The Yangon Circular Railway in Myanmar provides a wonderful opportunity to see people travelling across the city. Whilst standing on the platform at a train station, I noticed this young boy looking out from the train that had just pulled in.
When booting into Windows, the OS sometimes does not reconnect mapped network drives even though the mapping is configured with the “Reconnect at sign-in” option. This is due with various timing constraints of resources during boot.
Although there are free Third Party software available that can automatically reconnect your mapped network drives, I would rather be able to do this using built-in tools than add more unnecessary software to my system. I’ve therefore written a Command Prompt script using the “net use” command. Not the prettiest of code but it does the job. Tested in Windows 10 Pro 64-bit.
The script was saved as a .CMD batch file which is executed by twice using Task Scheduler at user log on; one in non-admin and the other in admin mode. This allows mapped drives to be visible to those applications running in non-admin and also to those applications running in admin modes.
@ECHO OFF SETLOCAL ENABLEEXTENSIONS ENABLEDELAYEDEXPANSION SET me=%~n0 SET parent=%~dp0 TITLE Mapping network drives @ECHO Please wait whilst we reconnect your network drives. SET neterror=0 SET counter=1 SET loopvalue=11 SET /A trueloop=%loopvalue%-1 :Start ECHO _____________________________________ ECHO: IF "%counter%" EQU "%loopvalue%" ( ECHO Connection to D:\ drive timed-out SET neterror=1 GOTO End ) ECHO Attempt %counter% of %trueloop% to D:\ drive TIMEOUT /t 5 /NOBREAK >NUL IF EXIST D:\NUL ( ECHO Attempt %counter% successful. GOTO End ) NET USE D: \\192.168.49.69\Data /PERSISTENT:YES IF "%ERRORLEVEL%" NEQ "0" IF "%ERRORLEVEL%" NEQ "85" ( SET /A counter=%counter%+1 GOTO Start ) :End IF "%neterror%" EQU "0" GOTO Endofscript :userconfirm ECHO _____________________________________ ECHO: SET /P userinput="Errors were found. Do you wish to try again [Y/n] " IF /I "%userinput%" EQU "y" GOTO Start IF /I "%userinput%" EQU "" GOTO Start IF /I "%userinput%" EQU "n" GOTO Endofscript GOTO userconfirm :Endofscript ECHO _____________________________________ ECHO: @ECHO Please wait, script is closing. TIMEOUT /t 5 /NOBREAK >NUL ENDLOCAL @ECHO OFF @EXIT /B 0
It was April 2011, just after dusk, and we made our way to a restaurant in central Baghdad along Abu Nawas Street by the River Tigris. This area is well known for serving Iraq’s favourite fish dish; the “mazgouf”.
Having selected our live carp (allegedly from the adjacent Tigris but more probably from a fish farm), the cook removed the fish from the tank and then stunned them with a stick, gutted them by cutting along the back, applied some seasoning, and then impaled them to be slow-grilled next to an open fire of burning fruit tree branches such as from lemon trees and orange trees.

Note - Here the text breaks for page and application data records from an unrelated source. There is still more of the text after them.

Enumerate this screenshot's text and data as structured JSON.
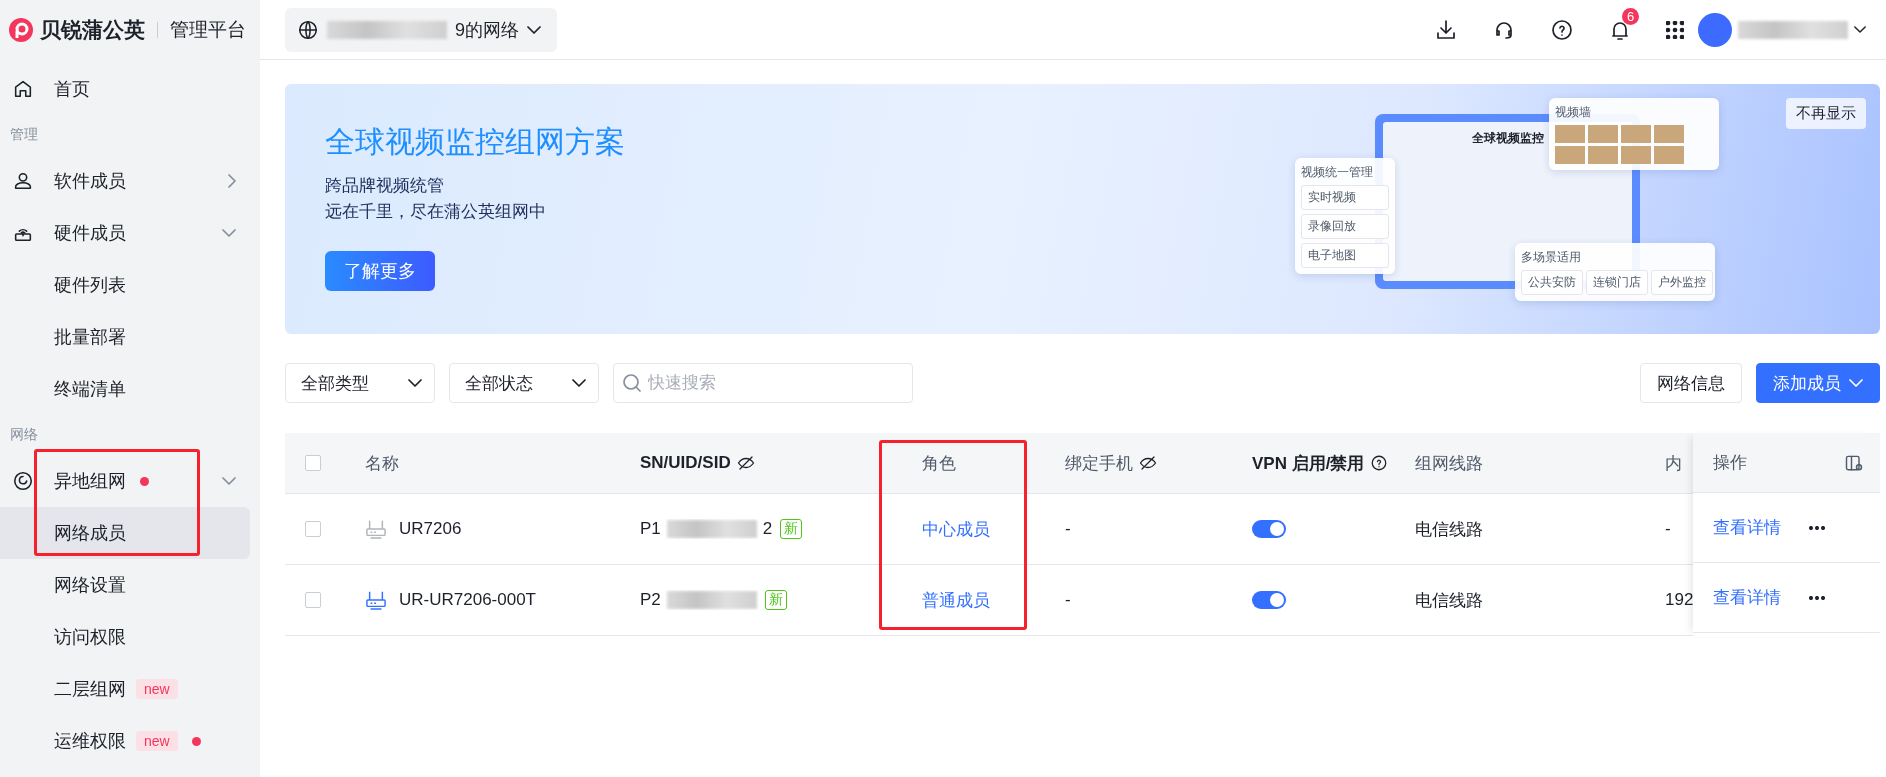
{
  "brand": {
    "name": "贝锐蒲公英",
    "product": "管理平台"
  },
  "network_selector": {
    "label": "9的网络"
  },
  "topbar": {
    "notification_count": "6"
  },
  "sidebar": {
    "items": [
      {
        "kind": "item",
        "label": "首页",
        "selected": false
      },
      {
        "kind": "group",
        "label": "管理"
      },
      {
        "kind": "item",
        "label": "软件成员",
        "expanded": false,
        "selected": false
      },
      {
        "kind": "item",
        "label": "硬件成员",
        "expanded": true,
        "selected": false
      },
      {
        "kind": "sub",
        "label": "硬件列表",
        "selected": false
      },
      {
        "kind": "sub",
        "label": "批量部署",
        "selected": false
      },
      {
        "kind": "sub",
        "label": "终端清单",
        "selected": false
      },
      {
        "kind": "group",
        "label": "网络"
      },
      {
        "kind": "item",
        "label": "异地组网",
        "expanded": true,
        "dot": true,
        "selected": false,
        "highlighted": true
      },
      {
        "kind": "sub",
        "label": "网络成员",
        "selected": true,
        "highlighted": true
      },
      {
        "kind": "sub",
        "label": "网络设置",
        "selected": false
      },
      {
        "kind": "sub",
        "label": "访问权限",
        "selected": false
      },
      {
        "kind": "sub",
        "label": "二层组网",
        "tag": "new",
        "selected": false
      },
      {
        "kind": "sub",
        "label": "运维权限",
        "tag": "new",
        "dot": true,
        "selected": false
      }
    ]
  },
  "banner": {
    "title": "全球视频监控组网方案",
    "lines": [
      "跨品牌视频统管",
      "远在千里，尽在蒲公英组网中"
    ],
    "button": "了解更多",
    "dismiss": "不再显示",
    "illustration": {
      "screen_title": "全球视频监控",
      "panel_title": "视频统一管理",
      "panel_items": [
        "实时视频",
        "录像回放",
        "电子地图"
      ],
      "wall_title": "视频墙",
      "scene_title": "多场景适用",
      "scenes": [
        "公共安防",
        "连锁门店",
        "户外监控"
      ]
    }
  },
  "toolbar": {
    "filters": [
      "全部类型",
      "全部状态"
    ],
    "search": {
      "placeholder": "快速搜索"
    },
    "info_button": "网络信息",
    "add_button": "添加成员"
  },
  "table": {
    "columns": [
      {
        "label": "名称"
      },
      {
        "label": "SN/UID/SID"
      },
      {
        "label": "角色",
        "highlighted": true
      },
      {
        "label": "绑定手机"
      },
      {
        "label": "VPN 启用/禁用"
      },
      {
        "label": "组网线路"
      },
      {
        "label": "内"
      }
    ],
    "select_all_checked": false,
    "actions_column": "操作",
    "rows": [
      {
        "name": "UR7206",
        "online": false,
        "sn_start": "P1",
        "sn_end": "2",
        "badge": "新",
        "role": "中心成员",
        "phone": "-",
        "vpn_enabled": true,
        "route": "电信线路",
        "ip": "-",
        "action": "查看详情",
        "checked": false
      },
      {
        "name": "UR-UR7206-000T",
        "online": true,
        "sn_start": "P2",
        "sn_end": "",
        "badge": "新",
        "role": "普通成员",
        "phone": "-",
        "vpn_enabled": true,
        "route": "电信线路",
        "ip": "192",
        "action": "查看详情",
        "checked": false
      }
    ]
  }
}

What we didn’t realise was that it takes about an hour or so to cook the fish, so we had a lot of time to chat!
Carp are bottom feeders and if they were from the Tigris around Baghdad then I’m not sure that I’d have too many fish dinners; there’s just been too much dumped in the river. Once I’d got past wondering where the fish came from, I did enjoy the meal.
But the mazgouf is an important dish to the Iraqis and the Iraqi diaspora, and it helps to unite them through social gatherings and reinforce their identity and uniqueness; something that’s very much needed in these trying times.
There we were, travelling along the Hindu Kush in Afghanistan. A journey through mountain passes and dry valleys, along dried river-beds and empty places on lonely roads, with nothing more than dust-devils keeping us company. Low temperatures and the glare of the sun added to the harshness of the landscape.
However, it was a challenge that I enthusiastically seized in my quest to reach the fabled Minaret of Jam, a place that only a few travellers reach. But here, in the middle of nowhere, there was human activity; a rest-stop for truck drivers hauling their goods across the country, a place to stretch the legs and take shelter from the elements.
Although it was August, the place was cold, and I couldn’t imagine what this place would be like in winter. A hardy landscape creates a hardy people. This man tendered to our needs with chai and food, his face betraying the challenges of the environment.
In southern Iraq, just a few miles from the Iranian border. It was another hot day, and I was standing outside the structure called Ezra’s Tomb. Nearby, three kids were peeking through a doorway, their faces in obvious delight at the interest being shown to them by my camera. But the countless horrors of people killing other people will touch their lives in countless ways, and I wonder if they still smile. But I have hope.